Ladybird Spider Facts
- Firstly, the amazing Ladybird Spider remains a small but sincerely fascinating variety of arachnid. Also, like others in its genus, the species derives its common name from the coloring of the male.
- Most noteworthy remains the fact that most scientists thought the fascinating species to be extinct for nearly 70 years, in England. However, researchers rediscovered a few individuals there in 1980.
- But, it is currently (and sadly) only known to exist in widely scattered small concentrations throughout its endemic range. As a result, it has been protected by the Wildlife and Countryside Act since 1981.
- Finally, efforts to repopulate the species have successfully managed to increase its numbers somewhat.
Ladybird Spider Physical Description

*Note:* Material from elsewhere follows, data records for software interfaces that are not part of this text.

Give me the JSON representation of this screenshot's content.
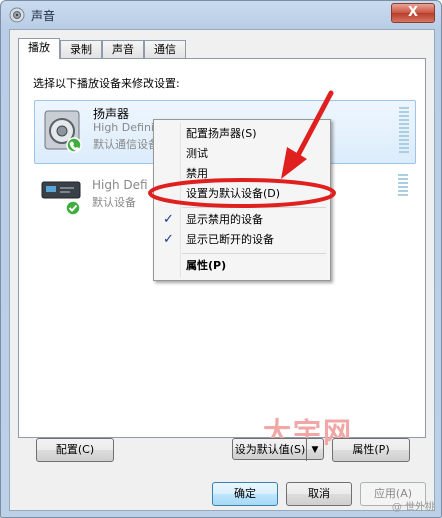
{
  "window": {
    "title": "声音",
    "close_label": "X"
  },
  "tabs": [
    {
      "label": "播放",
      "active": true
    },
    {
      "label": "录制",
      "active": false
    },
    {
      "label": "声音",
      "active": false
    },
    {
      "label": "通信",
      "active": false
    }
  ],
  "panel": {
    "instruction": "选择以下播放设备来修改设置:"
  },
  "devices": [
    {
      "name": "扬声器",
      "line1": "High Definit",
      "line2": "默认通信设备",
      "icon": "speaker-icon",
      "badge": "phone-icon",
      "selected": true
    },
    {
      "name": "",
      "line1": "High Defi",
      "line2": "默认设备",
      "icon": "monitor-device-icon",
      "badge": "check-icon",
      "selected": false
    }
  ],
  "context_menu": {
    "items": [
      {
        "label": "配置扬声器(S)",
        "checked": false,
        "bold": false
      },
      {
        "label": "测试",
        "checked": false,
        "bold": false
      },
      {
        "label": "禁用",
        "checked": false,
        "bold": false
      },
      {
        "label": "设置为默认设备(D)",
        "checked": false,
        "bold": false
      },
      {
        "label": "显示禁用的设备",
        "checked": true,
        "bold": false
      },
      {
        "label": "显示已断开的设备",
        "checked": true,
        "bold": false
      },
      {
        "label": "属性(P)",
        "checked": false,
        "bold": true
      }
    ]
  },
  "buttons": {
    "configure": "配置(C)",
    "set_default": "设为默认值(S)",
    "properties": "属性(P)",
    "ok": "确定",
    "cancel": "取消",
    "apply": "应用(A)"
  },
  "watermark": "大宇网",
  "corner_watermark": "@ 世外桃"
}
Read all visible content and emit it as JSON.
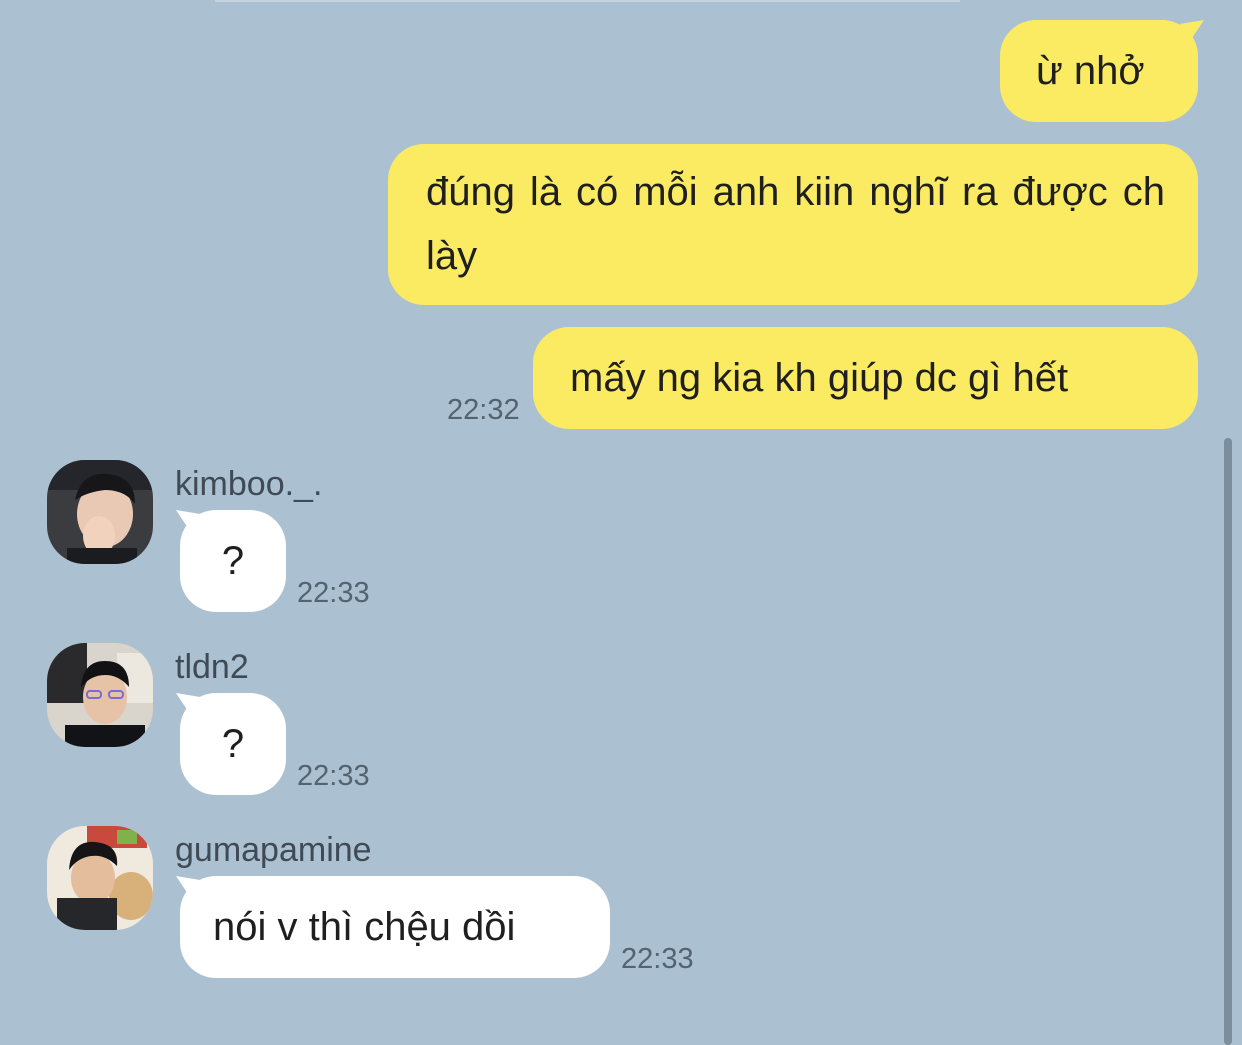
{
  "messages": {
    "m1": {
      "text": "ừ nhở"
    },
    "m2": {
      "text": "đúng là có mỗi anh kiin nghĩ ra được ch lày"
    },
    "m3": {
      "text": "mấy ng kia kh giúp dc gì hết",
      "time": "22:32"
    },
    "m4": {
      "sender": "kimboo._.",
      "avatar": "kimboo-avatar",
      "text": "?",
      "time": "22:33"
    },
    "m5": {
      "sender": "tldn2",
      "avatar": "tldn2-avatar",
      "text": "?",
      "time": "22:33"
    },
    "m6": {
      "sender": "gumapamine",
      "avatar": "gumapamine-avatar",
      "text": "nói v thì chệu dồi",
      "time": "22:33"
    }
  },
  "colors": {
    "background": "#abc1d1",
    "my_bubble": "#fbeb63",
    "their_bubble": "#ffffff"
  }
}
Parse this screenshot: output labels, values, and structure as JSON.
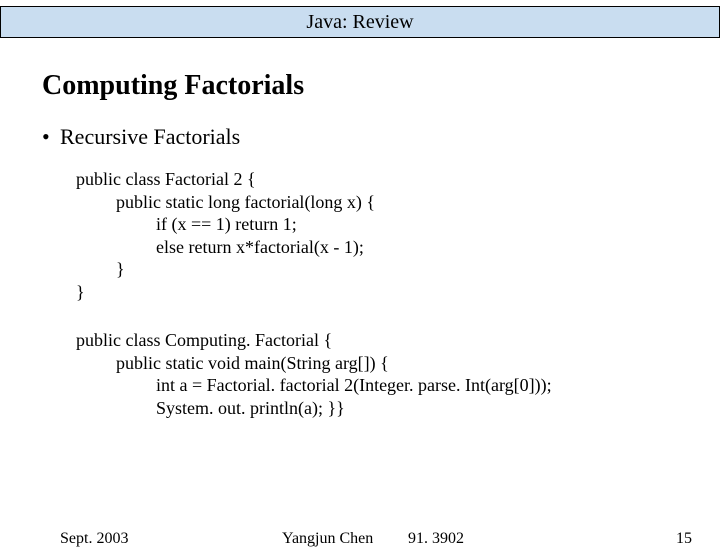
{
  "header": {
    "title": "Java: Review"
  },
  "heading": "Computing Factorials",
  "bullet": {
    "dot": "•",
    "text": "Recursive Factorials"
  },
  "code1": {
    "l1": "public class Factorial 2 {",
    "l2": "public static long factorial(long x) {",
    "l3": "if  (x == 1) return 1;",
    "l4": "else return x*factorial(x - 1);",
    "l5": "}",
    "l6": "}"
  },
  "code2": {
    "l1": "public class Computing. Factorial {",
    "l2": "public static void main(String arg[]) {",
    "l3": "int a = Factorial. factorial 2(Integer. parse. Int(arg[0]));",
    "l4": "System. out. println(a); }}"
  },
  "footer": {
    "date": "Sept. 2003",
    "author": "Yangjun Chen",
    "course": "91. 3902",
    "page": "15"
  }
}
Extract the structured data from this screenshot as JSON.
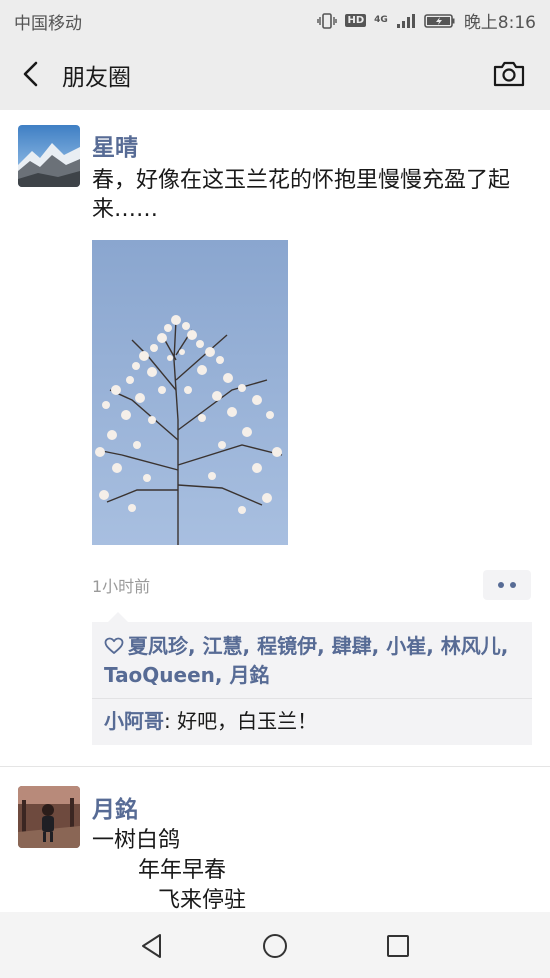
{
  "status_bar": {
    "carrier": "中国移动",
    "hd": "HD",
    "network": "4G",
    "time": "晚上8:16"
  },
  "header": {
    "title": "朋友圈",
    "back_icon": "back-chevron-icon",
    "camera_icon": "camera-icon"
  },
  "posts": [
    {
      "author": "星晴",
      "text": "春，好像在这玉兰花的怀抱里慢慢充盈了起来……",
      "time": "1小时前",
      "likes": "夏凤珍, 江慧, 程镜伊, 肆肆, 小崔, 林风儿, TaoQueen, 月銘",
      "comments": [
        {
          "user": "小阿哥",
          "text": ": 好吧，白玉兰！"
        }
      ]
    },
    {
      "author": "月銘",
      "lines": [
        "一树白鸽",
        "年年早春",
        "飞来停驻"
      ]
    }
  ],
  "colors": {
    "link": "#576b95",
    "header_bg": "#ededed",
    "comment_bg": "#f3f3f5"
  }
}
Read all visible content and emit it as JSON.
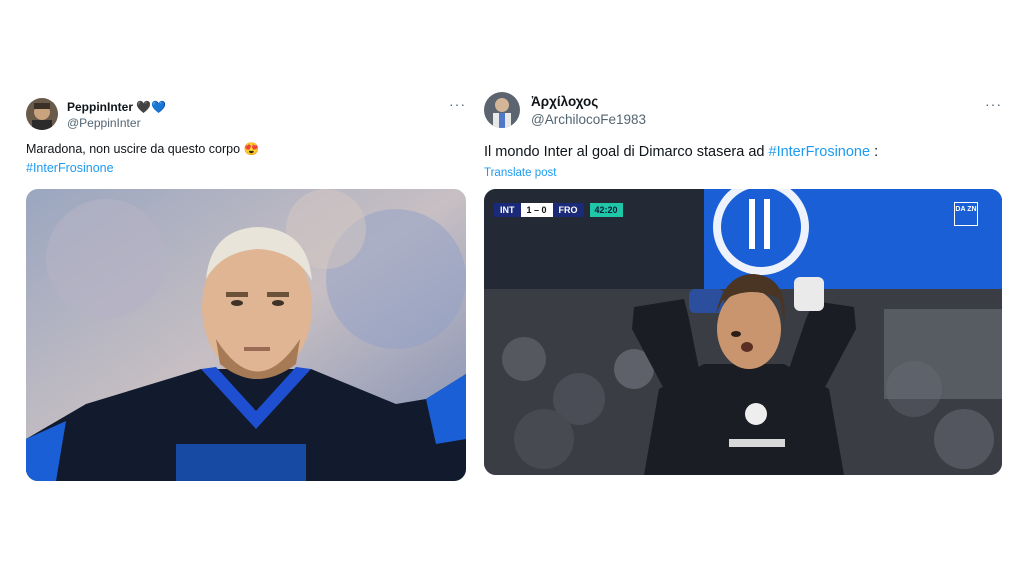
{
  "tweet1": {
    "display_name": "PeppinInter",
    "name_emoji": "🖤💙",
    "handle": "@PeppinInter",
    "more": "···",
    "text": "Maradona, non uscire da questo corpo 😍",
    "hashtag": "#InterFrosinone"
  },
  "tweet2": {
    "display_name": "Ἀρχίλοχος",
    "handle": "@ArchilocoFe1983",
    "more": "···",
    "text": "Il mondo Inter al goal di Dimarco stasera ad ",
    "hashtag": "#InterFrosinone",
    "text_suffix": " :",
    "translate": "Translate post",
    "scorebug": {
      "home": "INT",
      "score": "1 – 0",
      "away": "FRO",
      "time": "42:20"
    },
    "broadcaster": "DA ZN"
  },
  "colors": {
    "link": "#1d9bf0",
    "inter_blue": "#1a5fd6",
    "dazn_teal": "#20c7a6"
  }
}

Perhaps most notably, the Ladybird Spider displays sexual dimorphism in two separate ways. To begin with, the males attain a typical size of 0.35 in (9 mm). The females usually reach a far larger size, growing to as much as 0.63 in (16 mm) in size.
The females become less colorful, though, being almost universally a jet black in color. Yet the males (while smaller) develop far brighter coloring. They present a bright orange on their backs, with two large black spots displayed.
Further, the females almost always die shortly after reproducing, and in a quite grisly fashion. That holds true because the numerous tiny hatchlings proceed to feed on the body of the mother.
- Kingdom: Animalia
- Phylum: Arthropoda
- Class: Arachnida
- Order: Araneae
- Family: Eresidae
- Genus: Eresus
- Species: E. sandaliatus